* **PROVIDED DATA**
[Start of Attachment]
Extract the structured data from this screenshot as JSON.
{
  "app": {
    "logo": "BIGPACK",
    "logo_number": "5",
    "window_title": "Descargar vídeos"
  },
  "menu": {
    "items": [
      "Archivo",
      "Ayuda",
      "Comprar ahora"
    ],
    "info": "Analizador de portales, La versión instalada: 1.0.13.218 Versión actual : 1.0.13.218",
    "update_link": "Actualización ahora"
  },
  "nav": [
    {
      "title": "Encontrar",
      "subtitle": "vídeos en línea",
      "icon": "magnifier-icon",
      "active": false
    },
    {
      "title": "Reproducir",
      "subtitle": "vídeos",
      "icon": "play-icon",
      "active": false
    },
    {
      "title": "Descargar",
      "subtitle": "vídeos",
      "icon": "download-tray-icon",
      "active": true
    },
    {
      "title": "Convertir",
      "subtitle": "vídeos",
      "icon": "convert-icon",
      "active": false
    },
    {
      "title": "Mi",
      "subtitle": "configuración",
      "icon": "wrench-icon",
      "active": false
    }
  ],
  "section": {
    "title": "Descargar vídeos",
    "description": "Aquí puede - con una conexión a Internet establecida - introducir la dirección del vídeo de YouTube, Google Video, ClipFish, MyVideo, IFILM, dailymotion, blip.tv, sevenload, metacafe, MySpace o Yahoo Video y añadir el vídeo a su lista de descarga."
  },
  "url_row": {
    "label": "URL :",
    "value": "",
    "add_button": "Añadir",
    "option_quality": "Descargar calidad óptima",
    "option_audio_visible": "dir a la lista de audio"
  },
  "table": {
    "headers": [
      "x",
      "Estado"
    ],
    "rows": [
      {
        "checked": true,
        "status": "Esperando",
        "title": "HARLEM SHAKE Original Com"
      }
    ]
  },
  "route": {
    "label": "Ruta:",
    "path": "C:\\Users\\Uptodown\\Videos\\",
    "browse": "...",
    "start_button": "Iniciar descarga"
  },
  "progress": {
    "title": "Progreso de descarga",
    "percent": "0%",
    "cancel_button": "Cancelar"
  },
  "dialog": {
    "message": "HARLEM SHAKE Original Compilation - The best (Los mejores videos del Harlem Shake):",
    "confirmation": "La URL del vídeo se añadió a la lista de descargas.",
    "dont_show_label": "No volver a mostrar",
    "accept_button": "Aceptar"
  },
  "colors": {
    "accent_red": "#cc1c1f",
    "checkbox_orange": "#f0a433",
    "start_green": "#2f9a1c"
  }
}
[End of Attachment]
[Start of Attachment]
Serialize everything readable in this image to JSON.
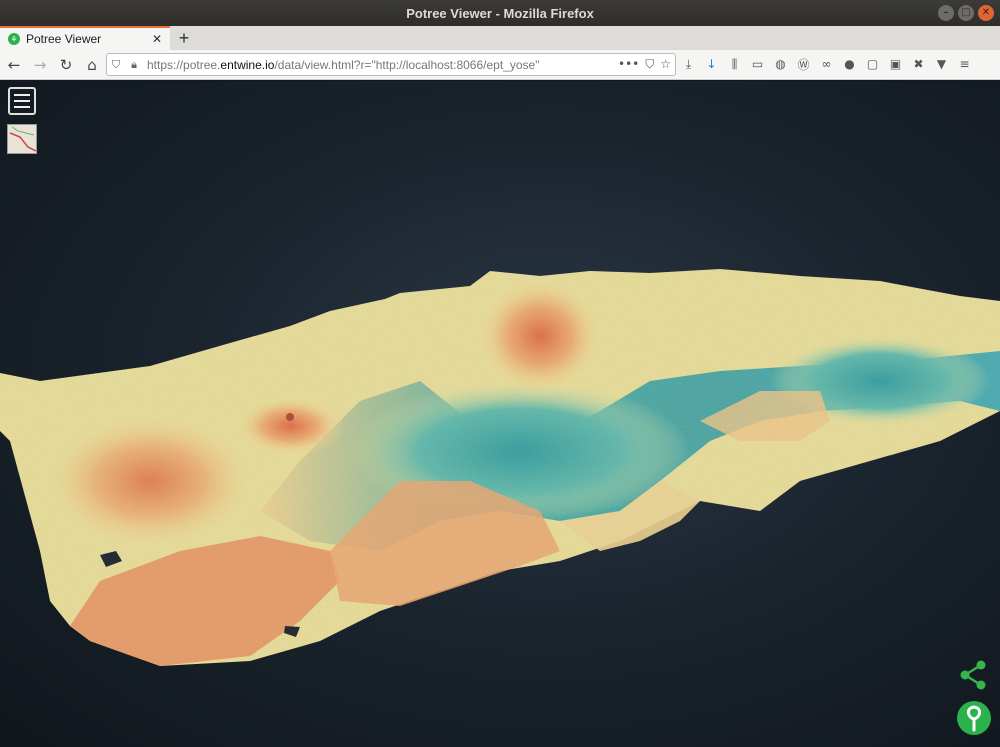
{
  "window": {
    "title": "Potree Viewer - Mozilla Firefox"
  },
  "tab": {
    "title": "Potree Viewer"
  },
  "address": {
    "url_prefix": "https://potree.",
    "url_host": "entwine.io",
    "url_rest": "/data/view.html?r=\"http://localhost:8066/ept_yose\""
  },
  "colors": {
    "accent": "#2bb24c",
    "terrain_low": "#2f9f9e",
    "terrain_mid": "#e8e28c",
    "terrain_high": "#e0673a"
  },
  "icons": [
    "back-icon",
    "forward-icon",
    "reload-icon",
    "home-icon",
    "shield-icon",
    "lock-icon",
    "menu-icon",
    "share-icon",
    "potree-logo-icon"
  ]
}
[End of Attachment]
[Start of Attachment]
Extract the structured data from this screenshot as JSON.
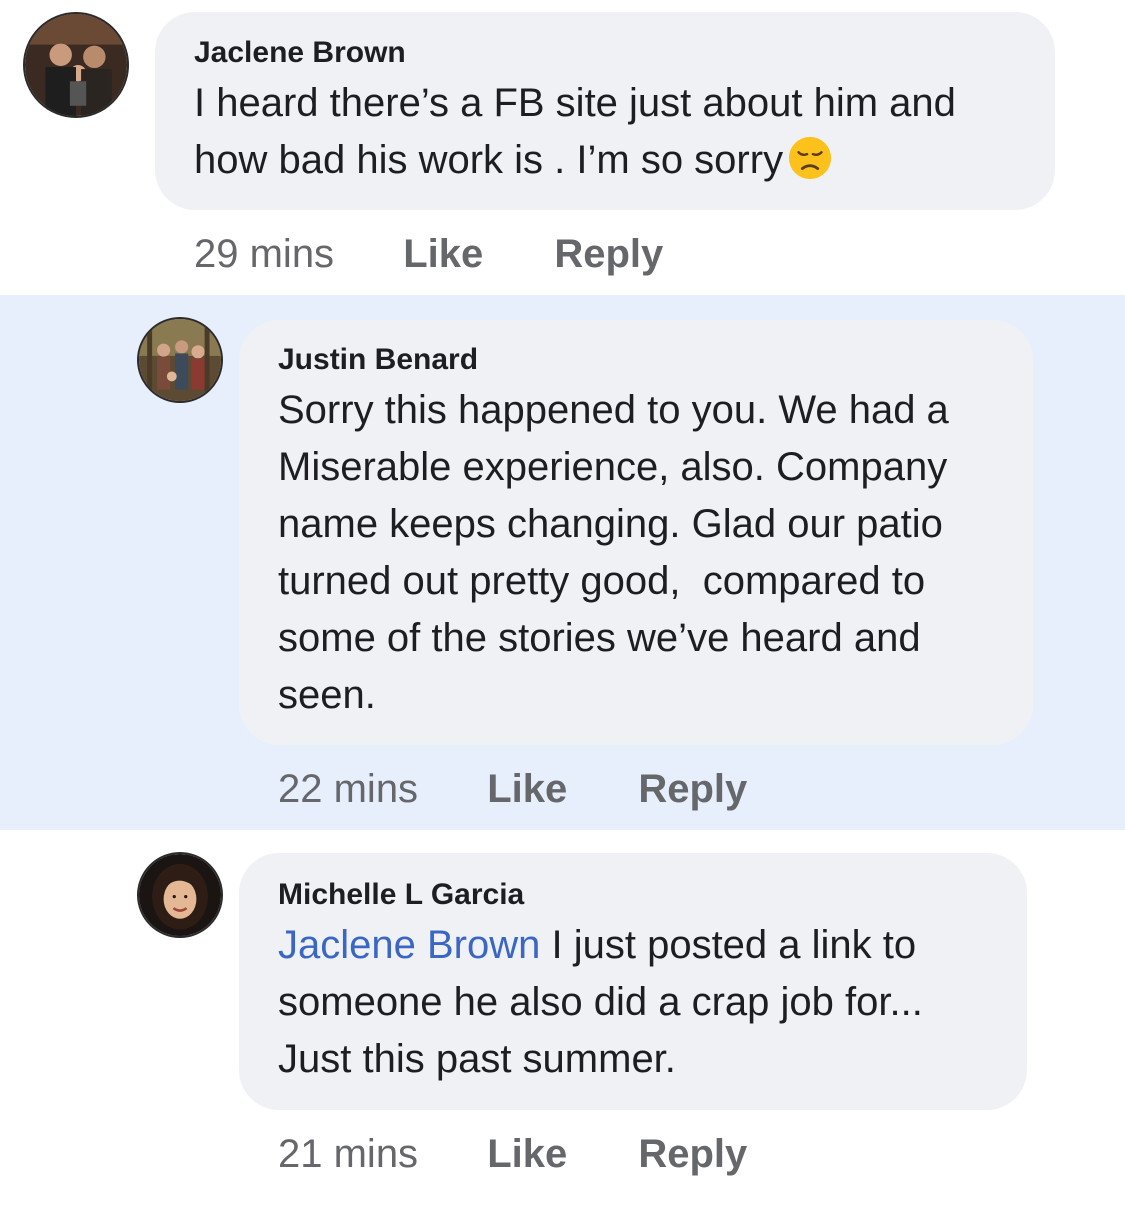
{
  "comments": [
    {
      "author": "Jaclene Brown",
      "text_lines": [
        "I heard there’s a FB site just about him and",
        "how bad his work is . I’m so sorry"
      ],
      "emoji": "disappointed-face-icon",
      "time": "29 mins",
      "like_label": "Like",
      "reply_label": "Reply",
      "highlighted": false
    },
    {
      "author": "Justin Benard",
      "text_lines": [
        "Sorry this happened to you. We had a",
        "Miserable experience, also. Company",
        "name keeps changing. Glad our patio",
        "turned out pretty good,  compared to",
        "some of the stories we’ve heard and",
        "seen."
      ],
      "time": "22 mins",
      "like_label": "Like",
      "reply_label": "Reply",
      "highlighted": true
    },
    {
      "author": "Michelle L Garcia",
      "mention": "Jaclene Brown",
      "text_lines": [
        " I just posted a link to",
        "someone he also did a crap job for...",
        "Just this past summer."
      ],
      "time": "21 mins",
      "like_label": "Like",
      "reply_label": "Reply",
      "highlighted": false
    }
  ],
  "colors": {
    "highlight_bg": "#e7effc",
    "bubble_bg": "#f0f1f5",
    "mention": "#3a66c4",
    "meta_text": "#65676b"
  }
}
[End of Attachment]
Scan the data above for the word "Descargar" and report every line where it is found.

* **RESULT OF THE EXERCISE**
    "window_title": "Descargar vídeos"
      "title": "Descargar",
    "title": "Descargar vídeos",
    "option_quality": "Descargar calidad óptima",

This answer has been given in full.